Just a week after celebrating the opening its "chiller-free" Dublin datacenter, Microsoft is turning on its $500 million, 700,000-square-foot Chicago one.
Phase one of the Chicago datacenter opened on September 30. Microsoft is turning on power in phases there so "customers today will enjoy top-notch performance and availability while we control costs for Microsoft and its shareholders," according to a September 28 post on the Microsoft datacenters blog.
The Chicago datacenter is one of the largest datacenters in the world to make use of shipping containers, according to the company. Each of these containers holds 1,800 to 2,500 servers, which Microsoft officials have said enables the company to better conserve energy and take advantages of new power-effiency mechanisms.
"(T)he isolated nature of containers enables Microsoft and its vendors to research new approaches around power and cooling alternatives to reduce energy consumption even more in the future," according to the blog post from Arne Josefsberg, General Manager of Infrastructure Services for Microsoft's Global Foundation Services unit.
The Chicago center Chicago also is focused on "water-side economization, which enables us to cool the facility without requiring the high levels of electricity typically needed to power large chillers," according to Josefsberg.
Dublin, which is aimed primarily at fulfilling the cloud-service needs of Microsoft customers in Europe, the Middle East and Africa, officially began operations on July 1. According to Microsoft, it covers 303,000 square feet, and currently is providing 5.4 mega watts of critical power. It can expand to a total of 22.2 mega watts of critical power. Data Center Knowledge has photos of the Dublin datacenter here.
Speaking of Microsoft and its hosting plans, here is an interesting Azure roadmap slide from a September 2009 PowerPoint deck from Microsoft Application Architect David Gristwood. (Click on slide below to enlarge.)
This slide shows some of the features Microsoft is planning to offer as part of its Azure cloud platform this November, when it moves from beta to its first official release.

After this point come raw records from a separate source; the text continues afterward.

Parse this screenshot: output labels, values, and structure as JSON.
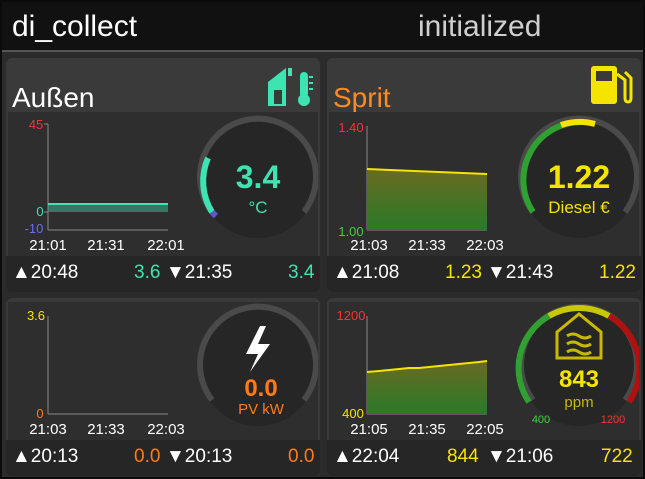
{
  "header": {
    "title": "di_collect",
    "status": "initialized"
  },
  "cards": {
    "aussen": {
      "title": "Außen",
      "icon": "house-thermometer-icon",
      "chart": {
        "ymax": "45",
        "y0": "0",
        "ymin": "-10",
        "x": [
          "21:01",
          "21:31",
          "22:01"
        ]
      },
      "gauge": {
        "value": "3.4",
        "unit": "°C",
        "fraction": 0.2
      },
      "footer": {
        "max_time": "▲20:48",
        "max_val": "3.6",
        "min_time": "▼21:35",
        "min_val": "3.4"
      },
      "colors": {
        "accent": "#3de3b0",
        "title": "#ffffff"
      }
    },
    "sprit": {
      "title": "Sprit",
      "icon": "fuel-pump-icon",
      "chart": {
        "ymax": "1.40",
        "ymin": "1.00",
        "x": [
          "21:03",
          "21:33",
          "22:03"
        ]
      },
      "gauge": {
        "value": "1.22",
        "unit": "Diesel €",
        "fraction": 0.55
      },
      "footer": {
        "max_time": "▲21:08",
        "max_val": "1.23",
        "min_time": "▼21:43",
        "min_val": "1.22"
      },
      "colors": {
        "accent": "#f5e400",
        "title": "#ff8a1e"
      }
    },
    "pv": {
      "title": "",
      "icon": "lightning-icon",
      "chart": {
        "ymax": "3.6",
        "ymin": "0",
        "x": [
          "21:03",
          "21:33",
          "22:03"
        ]
      },
      "gauge": {
        "value": "0.0",
        "unit": "PV kW",
        "fraction": 0
      },
      "footer": {
        "max_time": "▲20:13",
        "max_val": "0.0",
        "min_time": "▼20:13",
        "min_val": "0.0"
      },
      "colors": {
        "accent": "#ff7a1a"
      }
    },
    "co2": {
      "title": "",
      "icon": "house-air-icon",
      "chart": {
        "ymax": "1200",
        "ymin": "400",
        "x": [
          "21:05",
          "21:35",
          "22:05"
        ]
      },
      "gauge": {
        "value": "843",
        "unit": "ppm",
        "scale_min": "400",
        "scale_max": "1200",
        "fraction": 0.55
      },
      "footer": {
        "max_time": "▲22:04",
        "max_val": "844",
        "min_time": "▼21:06",
        "min_val": "722"
      },
      "colors": {
        "accent": "#f5e400"
      }
    }
  }
}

It also includes information on what's on the team's plate for inclusion in Azure in the future, including System Center integration, enterprise ID federation, Common Language Runtime (CLR) support and analytics and reporting functionality.